Three days are seeing my GP it was confirmed that I had high grade, advanced stage III ovarian cancer. One week later I started my course of 18 chemotherapies. I was to have one every week, punctuated half way through with a major operation including a full hysterectomy as well as the removal of the cancer that had survived the chemo. That was the plan anyway. We were warned that sometimes microscopic bits got left behind and that was why after the op I would continue with more chemotherapy.
Straight after the operation
Of course the burning question for me was the long term prognosis. I was told that with the stage my cancer had reached there was an 85% chance that my cancer would come back and it would then be incurable - but they would manage it for as long as possible. Devastating to say the least.
Within a couple of weeks I had sold my business and I was spending the extra time this gave me with my children and husband. Less money but spending more time with them - priceless.
The first session of chemo was a bit of an anticlimax. They connected me to the drip and we watched in horror as the poison began to slowly drip into me - but the fact was I couldn't feel a thing so we had no option but to carry on chatting and order lunch.
In fact I sailed through all the chemos. I ducked nearly all the potential side effects; sickness, pins and needles in hands and toes, aching joints and hair loss. Well nearly all the side effects. I was as bald as a coot after a month! It's not great being bald - but it's not horrendous either, I suppose it's somewhere in the middle. My advice would be dig deep and own it. The wigs are amazing but can be uncomfortable. If you're bald people do look at you but not to be mean, they feel sad for you. That's okay - I feel a bit sad for me.
After my last chemo I had nine fabulous months of being cancer free, it hadn't been all bad having cancer, my friends and family made me feel felt like a movie star most of the time, I was wrapped in love and spoiled beyond belief but of course being without cancer and being here for my children was all I really wanted.
At my third checkup I was told the devastating news that my cancer had returned. This time operating was not an option so I'm now back on chemotherapy. There is some good news which is that there is less chance of hair loss with my new drugs. The bad news is I have to wear a cold cap which has taken all the fun out of chemo. It should be called a freezing cap!
So here I go again, first time round I remained upbeat all the way through but it's been a bit tougher this time. At times I am paralysed with fear at the thought of not being here for my children - but for the most part I manage to try and see my cancer as a gift, an unwanted gift for sure, but a gift nevertheless. Every bit of life is precious, I cherish even the ordinary moments and I make damn sure that I'm living my life to the best of my ability making it as fun as I possibly can. After all, if life gives you lemons, you simply have to find someone whose life gave them vodka - and have a party.

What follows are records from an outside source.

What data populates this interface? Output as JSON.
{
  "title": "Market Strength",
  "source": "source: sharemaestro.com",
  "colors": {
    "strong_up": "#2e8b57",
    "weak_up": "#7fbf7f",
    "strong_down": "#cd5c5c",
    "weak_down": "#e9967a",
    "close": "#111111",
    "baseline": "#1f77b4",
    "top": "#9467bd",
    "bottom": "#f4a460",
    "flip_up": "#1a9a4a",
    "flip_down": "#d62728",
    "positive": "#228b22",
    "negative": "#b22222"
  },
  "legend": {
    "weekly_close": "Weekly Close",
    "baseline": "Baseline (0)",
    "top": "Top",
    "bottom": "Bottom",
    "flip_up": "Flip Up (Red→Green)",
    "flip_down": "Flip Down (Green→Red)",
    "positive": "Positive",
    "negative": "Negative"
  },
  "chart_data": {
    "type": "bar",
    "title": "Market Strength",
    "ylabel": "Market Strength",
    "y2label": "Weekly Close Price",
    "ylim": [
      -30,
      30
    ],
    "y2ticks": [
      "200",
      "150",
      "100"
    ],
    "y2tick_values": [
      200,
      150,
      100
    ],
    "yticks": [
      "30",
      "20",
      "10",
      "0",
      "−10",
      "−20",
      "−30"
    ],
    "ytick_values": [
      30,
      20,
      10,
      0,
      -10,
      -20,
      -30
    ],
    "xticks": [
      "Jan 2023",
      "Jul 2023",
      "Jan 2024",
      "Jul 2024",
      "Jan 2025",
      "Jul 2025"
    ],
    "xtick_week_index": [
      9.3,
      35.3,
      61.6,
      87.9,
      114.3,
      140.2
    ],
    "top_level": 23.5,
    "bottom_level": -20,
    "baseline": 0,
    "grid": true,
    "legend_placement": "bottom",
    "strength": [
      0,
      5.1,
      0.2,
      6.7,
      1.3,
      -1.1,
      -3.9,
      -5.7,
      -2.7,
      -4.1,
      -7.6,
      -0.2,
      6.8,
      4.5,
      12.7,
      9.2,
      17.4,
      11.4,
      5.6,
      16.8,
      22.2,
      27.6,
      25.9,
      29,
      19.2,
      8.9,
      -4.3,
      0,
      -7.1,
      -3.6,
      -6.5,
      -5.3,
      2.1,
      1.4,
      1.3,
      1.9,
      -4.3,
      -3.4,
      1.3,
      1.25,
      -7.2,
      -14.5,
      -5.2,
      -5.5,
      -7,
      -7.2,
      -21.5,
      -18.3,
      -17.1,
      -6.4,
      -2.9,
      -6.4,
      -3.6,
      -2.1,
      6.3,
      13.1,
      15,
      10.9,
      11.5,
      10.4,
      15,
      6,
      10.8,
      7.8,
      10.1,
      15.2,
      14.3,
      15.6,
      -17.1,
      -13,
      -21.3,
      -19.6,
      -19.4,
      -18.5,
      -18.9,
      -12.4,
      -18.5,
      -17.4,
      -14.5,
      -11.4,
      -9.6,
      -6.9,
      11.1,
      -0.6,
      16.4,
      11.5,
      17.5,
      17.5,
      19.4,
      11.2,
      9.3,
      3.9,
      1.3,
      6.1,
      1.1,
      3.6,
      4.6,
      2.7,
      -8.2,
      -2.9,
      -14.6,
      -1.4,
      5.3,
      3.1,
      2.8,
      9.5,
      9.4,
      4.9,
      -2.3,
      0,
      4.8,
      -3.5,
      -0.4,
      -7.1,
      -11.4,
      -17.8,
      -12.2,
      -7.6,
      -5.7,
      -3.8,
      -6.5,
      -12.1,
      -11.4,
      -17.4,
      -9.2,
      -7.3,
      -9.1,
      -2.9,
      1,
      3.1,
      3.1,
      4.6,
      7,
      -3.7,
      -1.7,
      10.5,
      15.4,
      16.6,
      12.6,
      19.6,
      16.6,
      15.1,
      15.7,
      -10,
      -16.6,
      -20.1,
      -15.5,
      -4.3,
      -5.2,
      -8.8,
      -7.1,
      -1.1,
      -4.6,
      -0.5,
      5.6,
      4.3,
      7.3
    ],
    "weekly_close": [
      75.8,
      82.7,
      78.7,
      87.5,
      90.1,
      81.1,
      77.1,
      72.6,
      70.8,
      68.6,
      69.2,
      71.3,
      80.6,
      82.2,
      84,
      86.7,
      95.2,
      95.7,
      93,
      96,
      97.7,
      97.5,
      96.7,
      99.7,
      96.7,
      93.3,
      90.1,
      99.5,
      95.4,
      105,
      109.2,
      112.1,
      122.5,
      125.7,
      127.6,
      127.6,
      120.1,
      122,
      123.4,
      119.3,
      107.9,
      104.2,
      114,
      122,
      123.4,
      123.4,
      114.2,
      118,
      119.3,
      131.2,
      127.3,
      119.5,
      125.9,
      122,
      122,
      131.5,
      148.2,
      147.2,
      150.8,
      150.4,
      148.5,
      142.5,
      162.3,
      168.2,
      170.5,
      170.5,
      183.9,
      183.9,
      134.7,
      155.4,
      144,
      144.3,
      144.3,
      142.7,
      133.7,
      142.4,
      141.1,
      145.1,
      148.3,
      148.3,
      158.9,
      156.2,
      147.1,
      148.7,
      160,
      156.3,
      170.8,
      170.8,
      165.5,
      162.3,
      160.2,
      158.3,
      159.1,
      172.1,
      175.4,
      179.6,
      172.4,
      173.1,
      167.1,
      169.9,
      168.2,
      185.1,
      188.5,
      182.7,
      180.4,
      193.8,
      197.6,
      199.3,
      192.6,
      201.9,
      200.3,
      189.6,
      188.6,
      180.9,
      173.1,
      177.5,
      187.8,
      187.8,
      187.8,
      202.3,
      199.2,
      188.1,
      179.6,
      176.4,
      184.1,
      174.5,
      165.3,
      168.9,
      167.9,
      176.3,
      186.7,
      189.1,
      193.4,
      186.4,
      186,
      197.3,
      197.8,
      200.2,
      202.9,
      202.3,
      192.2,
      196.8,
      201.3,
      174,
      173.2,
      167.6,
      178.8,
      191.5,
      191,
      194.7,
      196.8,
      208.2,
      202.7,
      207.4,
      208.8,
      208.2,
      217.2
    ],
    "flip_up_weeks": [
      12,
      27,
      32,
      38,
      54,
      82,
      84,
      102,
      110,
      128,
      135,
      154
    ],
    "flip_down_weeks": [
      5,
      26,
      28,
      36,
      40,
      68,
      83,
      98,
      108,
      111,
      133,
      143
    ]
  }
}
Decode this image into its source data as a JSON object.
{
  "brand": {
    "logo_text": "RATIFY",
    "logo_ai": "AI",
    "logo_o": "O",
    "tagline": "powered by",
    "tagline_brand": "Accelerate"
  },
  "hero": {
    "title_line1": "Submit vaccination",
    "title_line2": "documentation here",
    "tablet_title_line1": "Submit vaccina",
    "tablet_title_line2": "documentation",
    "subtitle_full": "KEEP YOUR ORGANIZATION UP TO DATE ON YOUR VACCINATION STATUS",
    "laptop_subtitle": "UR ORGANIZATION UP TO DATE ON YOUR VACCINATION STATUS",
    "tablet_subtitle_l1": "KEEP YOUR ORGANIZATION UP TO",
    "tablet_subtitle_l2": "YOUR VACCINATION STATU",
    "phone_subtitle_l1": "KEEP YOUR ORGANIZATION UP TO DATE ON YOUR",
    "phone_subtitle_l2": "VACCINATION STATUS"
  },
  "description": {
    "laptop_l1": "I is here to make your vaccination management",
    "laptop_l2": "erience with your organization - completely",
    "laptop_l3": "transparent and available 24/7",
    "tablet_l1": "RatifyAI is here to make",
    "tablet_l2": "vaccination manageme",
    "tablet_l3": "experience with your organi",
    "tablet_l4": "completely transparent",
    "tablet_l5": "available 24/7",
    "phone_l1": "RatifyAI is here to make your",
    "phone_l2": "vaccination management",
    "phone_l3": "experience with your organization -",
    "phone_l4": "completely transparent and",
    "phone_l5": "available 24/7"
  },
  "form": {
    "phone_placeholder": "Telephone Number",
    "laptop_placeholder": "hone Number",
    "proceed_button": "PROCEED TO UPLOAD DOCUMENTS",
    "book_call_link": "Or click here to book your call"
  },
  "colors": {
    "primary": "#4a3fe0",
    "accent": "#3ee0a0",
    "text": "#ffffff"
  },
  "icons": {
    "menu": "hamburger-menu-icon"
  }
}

The symptoms of ovarian cancer are:
- Persistent pelvic or abdominal pain (that's your tummy and below)
- Increased abdominal size/persistent bloating - not bloating that comes and goes
- Difficulty eating or feeling full quickly
- Needing to wee more urgently or more often than usual
Occasionally there can be other symptoms such as changes in bowel habits, extreme fatigue (feeling very tired), unexplained weight loss or loss of appetite. Any post-menopausal bleeding should always be investigated by a GP. You can find out more information at www.targetovariancancer.org.uk.Suggest a correction